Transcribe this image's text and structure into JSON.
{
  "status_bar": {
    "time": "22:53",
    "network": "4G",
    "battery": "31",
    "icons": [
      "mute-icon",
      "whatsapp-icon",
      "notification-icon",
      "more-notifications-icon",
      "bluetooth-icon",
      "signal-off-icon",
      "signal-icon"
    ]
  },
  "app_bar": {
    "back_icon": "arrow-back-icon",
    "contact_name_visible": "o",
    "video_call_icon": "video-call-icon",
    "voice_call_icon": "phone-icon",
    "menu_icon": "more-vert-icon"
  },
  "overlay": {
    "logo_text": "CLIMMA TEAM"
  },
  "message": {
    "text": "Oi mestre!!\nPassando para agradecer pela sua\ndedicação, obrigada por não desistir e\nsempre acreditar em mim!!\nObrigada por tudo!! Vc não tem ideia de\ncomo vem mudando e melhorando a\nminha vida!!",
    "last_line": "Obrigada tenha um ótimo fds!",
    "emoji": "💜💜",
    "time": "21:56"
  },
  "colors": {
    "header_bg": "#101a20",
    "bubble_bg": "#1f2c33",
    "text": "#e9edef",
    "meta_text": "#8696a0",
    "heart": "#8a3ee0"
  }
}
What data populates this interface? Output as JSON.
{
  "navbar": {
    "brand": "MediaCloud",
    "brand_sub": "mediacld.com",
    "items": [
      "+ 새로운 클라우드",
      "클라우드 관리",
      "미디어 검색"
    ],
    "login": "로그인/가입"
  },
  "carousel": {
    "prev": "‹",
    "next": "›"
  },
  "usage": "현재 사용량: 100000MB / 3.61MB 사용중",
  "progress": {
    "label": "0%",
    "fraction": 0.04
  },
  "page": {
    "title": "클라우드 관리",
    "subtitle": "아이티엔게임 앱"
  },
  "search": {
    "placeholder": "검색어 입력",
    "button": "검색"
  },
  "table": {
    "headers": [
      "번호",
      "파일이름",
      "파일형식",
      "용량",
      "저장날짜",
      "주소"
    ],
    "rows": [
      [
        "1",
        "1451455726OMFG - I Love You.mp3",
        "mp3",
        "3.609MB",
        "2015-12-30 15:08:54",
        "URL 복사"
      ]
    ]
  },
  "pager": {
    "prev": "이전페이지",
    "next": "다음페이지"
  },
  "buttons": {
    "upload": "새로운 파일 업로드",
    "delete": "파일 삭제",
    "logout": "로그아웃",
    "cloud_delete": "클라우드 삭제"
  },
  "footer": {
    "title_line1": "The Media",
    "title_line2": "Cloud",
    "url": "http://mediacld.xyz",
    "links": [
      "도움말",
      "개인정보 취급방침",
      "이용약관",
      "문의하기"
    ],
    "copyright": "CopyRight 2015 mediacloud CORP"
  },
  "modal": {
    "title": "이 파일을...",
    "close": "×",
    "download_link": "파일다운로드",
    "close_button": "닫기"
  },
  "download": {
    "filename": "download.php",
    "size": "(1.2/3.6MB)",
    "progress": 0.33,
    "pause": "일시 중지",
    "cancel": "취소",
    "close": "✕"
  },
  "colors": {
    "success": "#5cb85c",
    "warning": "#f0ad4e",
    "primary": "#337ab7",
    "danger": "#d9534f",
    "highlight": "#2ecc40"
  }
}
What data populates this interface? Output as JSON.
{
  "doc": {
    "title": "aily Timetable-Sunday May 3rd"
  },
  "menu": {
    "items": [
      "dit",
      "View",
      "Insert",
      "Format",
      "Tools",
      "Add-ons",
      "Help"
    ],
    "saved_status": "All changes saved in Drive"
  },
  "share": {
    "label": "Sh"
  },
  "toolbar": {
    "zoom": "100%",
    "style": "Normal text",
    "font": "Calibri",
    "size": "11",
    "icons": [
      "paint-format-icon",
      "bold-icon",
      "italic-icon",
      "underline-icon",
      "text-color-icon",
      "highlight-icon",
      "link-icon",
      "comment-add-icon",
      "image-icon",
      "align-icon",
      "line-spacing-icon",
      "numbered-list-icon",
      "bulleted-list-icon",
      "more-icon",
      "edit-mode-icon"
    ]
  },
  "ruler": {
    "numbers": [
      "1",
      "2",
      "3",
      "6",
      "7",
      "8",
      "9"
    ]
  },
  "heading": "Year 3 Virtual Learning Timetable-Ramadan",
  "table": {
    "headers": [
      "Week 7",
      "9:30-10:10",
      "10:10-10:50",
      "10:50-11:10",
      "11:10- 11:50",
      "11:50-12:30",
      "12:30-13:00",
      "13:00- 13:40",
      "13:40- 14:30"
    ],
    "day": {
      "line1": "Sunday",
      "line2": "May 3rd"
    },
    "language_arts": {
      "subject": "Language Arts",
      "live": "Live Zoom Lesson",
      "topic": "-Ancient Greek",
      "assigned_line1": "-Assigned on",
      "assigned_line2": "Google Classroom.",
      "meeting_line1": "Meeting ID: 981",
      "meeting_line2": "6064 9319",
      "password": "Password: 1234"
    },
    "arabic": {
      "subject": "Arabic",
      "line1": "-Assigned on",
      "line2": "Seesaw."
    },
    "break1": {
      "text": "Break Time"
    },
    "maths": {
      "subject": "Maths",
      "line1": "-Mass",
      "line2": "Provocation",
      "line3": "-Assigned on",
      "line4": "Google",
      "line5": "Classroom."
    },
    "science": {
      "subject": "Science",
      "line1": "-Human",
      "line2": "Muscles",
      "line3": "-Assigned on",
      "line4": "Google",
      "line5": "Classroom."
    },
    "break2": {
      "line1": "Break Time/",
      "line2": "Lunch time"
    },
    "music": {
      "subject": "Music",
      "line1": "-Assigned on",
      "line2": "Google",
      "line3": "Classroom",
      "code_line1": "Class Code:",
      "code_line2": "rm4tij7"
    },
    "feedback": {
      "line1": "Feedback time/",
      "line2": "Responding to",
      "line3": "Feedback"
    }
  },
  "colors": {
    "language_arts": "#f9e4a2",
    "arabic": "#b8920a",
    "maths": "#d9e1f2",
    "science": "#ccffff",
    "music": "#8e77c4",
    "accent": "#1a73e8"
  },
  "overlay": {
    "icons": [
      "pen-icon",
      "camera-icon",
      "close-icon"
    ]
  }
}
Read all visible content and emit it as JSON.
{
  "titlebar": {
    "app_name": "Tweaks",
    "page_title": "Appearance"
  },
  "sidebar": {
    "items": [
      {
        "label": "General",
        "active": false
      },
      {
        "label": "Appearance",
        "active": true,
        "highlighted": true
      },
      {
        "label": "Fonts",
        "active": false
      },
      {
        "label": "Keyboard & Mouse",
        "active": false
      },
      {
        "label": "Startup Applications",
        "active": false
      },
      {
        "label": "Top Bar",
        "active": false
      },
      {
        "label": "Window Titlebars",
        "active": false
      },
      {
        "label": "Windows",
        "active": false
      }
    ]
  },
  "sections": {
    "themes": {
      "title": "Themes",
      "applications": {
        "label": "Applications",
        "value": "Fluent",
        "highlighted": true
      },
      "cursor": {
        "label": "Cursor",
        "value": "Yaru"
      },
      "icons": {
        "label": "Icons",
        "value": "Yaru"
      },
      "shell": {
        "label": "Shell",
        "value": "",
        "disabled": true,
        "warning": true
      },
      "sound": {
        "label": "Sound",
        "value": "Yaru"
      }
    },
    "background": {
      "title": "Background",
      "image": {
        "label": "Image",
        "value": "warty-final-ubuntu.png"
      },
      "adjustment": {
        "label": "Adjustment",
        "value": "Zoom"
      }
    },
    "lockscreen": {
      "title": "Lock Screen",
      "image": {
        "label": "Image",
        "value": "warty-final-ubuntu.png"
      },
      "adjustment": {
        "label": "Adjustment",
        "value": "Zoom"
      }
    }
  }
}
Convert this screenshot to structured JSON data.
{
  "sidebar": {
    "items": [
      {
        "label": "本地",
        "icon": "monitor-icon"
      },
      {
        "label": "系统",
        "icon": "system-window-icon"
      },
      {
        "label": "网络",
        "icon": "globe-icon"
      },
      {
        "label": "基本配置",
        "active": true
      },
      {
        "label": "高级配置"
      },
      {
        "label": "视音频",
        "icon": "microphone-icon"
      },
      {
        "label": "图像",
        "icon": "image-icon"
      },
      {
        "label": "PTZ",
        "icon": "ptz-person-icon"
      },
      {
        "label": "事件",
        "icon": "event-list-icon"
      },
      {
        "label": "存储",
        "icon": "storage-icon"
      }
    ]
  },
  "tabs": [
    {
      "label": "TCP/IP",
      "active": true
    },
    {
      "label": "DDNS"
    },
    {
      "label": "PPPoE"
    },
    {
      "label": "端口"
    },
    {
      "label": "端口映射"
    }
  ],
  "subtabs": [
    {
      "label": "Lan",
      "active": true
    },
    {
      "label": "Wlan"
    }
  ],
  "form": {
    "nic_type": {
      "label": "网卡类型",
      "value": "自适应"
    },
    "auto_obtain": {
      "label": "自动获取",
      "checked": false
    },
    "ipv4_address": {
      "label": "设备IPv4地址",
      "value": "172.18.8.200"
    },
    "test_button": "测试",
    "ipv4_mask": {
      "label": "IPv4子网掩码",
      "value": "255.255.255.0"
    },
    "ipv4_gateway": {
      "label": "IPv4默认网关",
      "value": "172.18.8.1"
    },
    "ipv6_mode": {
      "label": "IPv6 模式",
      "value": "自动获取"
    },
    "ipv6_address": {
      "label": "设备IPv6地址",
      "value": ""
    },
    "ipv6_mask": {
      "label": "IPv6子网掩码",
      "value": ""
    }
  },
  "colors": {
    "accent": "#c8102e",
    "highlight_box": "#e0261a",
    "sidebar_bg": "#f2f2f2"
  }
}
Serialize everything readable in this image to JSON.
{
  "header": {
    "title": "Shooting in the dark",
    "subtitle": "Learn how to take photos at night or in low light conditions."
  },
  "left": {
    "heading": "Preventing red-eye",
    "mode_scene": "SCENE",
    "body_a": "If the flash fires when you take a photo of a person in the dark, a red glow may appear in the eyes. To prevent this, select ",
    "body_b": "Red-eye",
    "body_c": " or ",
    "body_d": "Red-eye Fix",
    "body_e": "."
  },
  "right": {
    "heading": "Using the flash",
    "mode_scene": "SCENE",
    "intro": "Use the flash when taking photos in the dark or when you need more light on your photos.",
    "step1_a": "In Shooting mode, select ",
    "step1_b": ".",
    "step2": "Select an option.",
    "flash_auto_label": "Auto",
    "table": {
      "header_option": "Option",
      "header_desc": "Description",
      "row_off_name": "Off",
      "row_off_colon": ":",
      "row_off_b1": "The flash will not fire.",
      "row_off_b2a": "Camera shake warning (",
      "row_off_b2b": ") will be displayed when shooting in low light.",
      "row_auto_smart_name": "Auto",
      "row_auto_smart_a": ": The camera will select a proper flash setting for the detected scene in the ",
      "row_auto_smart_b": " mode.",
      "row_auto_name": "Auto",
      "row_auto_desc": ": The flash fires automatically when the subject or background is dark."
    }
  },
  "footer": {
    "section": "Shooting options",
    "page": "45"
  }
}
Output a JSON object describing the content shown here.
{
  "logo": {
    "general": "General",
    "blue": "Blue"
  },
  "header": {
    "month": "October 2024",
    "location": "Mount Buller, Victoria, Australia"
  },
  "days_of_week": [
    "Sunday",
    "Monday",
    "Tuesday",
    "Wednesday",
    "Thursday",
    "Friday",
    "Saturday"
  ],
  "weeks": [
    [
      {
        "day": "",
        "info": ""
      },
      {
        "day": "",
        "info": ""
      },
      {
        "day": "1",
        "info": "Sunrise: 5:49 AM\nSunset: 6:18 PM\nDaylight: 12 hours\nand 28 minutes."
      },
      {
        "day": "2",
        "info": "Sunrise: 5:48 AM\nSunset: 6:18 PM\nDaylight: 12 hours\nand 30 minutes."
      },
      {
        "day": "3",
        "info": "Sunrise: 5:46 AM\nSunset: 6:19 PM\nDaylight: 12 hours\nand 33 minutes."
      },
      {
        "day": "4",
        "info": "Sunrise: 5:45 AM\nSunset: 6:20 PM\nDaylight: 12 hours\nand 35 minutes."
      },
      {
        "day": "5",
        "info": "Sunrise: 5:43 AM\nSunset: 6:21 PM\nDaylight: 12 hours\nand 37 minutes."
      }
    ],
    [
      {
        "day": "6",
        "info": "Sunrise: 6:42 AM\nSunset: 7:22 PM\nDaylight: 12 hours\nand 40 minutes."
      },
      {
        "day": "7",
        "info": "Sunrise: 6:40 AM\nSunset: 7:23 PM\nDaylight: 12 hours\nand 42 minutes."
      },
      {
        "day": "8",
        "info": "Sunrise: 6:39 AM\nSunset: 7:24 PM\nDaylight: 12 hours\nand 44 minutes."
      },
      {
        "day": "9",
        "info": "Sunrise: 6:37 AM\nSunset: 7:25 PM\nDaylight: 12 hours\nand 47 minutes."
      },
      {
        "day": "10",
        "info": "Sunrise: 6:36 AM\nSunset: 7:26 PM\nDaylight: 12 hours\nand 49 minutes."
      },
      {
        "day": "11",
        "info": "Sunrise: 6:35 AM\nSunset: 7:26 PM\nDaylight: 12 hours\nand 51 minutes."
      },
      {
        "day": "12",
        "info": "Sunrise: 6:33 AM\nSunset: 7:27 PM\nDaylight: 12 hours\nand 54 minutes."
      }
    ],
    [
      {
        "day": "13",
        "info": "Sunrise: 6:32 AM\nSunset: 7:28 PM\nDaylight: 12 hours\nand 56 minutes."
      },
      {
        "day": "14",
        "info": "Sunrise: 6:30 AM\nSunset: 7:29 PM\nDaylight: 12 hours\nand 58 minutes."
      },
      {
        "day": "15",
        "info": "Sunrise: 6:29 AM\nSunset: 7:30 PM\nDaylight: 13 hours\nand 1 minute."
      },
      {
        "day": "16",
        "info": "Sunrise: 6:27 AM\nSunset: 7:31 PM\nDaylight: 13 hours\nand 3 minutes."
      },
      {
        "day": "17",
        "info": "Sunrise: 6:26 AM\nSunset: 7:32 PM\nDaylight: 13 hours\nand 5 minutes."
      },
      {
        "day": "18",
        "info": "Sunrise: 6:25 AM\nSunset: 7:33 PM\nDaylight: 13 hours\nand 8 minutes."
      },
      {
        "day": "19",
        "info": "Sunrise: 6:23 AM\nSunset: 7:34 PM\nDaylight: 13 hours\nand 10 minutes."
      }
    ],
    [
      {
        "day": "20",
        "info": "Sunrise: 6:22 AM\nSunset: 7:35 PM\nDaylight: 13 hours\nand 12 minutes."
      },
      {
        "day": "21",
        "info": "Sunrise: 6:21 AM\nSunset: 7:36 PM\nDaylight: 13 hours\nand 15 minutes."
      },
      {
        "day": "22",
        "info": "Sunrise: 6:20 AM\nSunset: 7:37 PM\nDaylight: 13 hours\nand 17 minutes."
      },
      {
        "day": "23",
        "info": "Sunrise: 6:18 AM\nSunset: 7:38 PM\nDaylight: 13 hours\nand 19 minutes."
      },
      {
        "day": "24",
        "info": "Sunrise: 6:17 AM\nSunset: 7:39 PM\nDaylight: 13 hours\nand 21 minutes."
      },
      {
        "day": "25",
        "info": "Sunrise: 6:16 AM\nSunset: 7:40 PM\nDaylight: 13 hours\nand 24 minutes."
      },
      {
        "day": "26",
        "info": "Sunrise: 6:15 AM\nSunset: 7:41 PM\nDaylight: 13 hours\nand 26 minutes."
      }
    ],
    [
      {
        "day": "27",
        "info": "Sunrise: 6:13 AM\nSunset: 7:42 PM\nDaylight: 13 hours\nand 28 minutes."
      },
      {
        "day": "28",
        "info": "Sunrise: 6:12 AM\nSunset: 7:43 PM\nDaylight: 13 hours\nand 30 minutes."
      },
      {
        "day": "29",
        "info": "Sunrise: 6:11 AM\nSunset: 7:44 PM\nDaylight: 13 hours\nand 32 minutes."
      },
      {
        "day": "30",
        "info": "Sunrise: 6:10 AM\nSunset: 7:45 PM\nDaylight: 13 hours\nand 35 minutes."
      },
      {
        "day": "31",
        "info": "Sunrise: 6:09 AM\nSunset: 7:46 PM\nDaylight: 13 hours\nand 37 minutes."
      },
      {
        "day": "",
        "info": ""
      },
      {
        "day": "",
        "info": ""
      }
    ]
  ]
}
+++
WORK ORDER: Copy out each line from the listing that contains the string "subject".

YOUR RESPONSE:
      "subject": "Language Arts",
      "subject": "Arabic",
      "subject": "Maths",
      "subject": "Science",
      "subject": "Music",
      "row_auto_desc": ": The flash fires automatically when the subject or background is dark."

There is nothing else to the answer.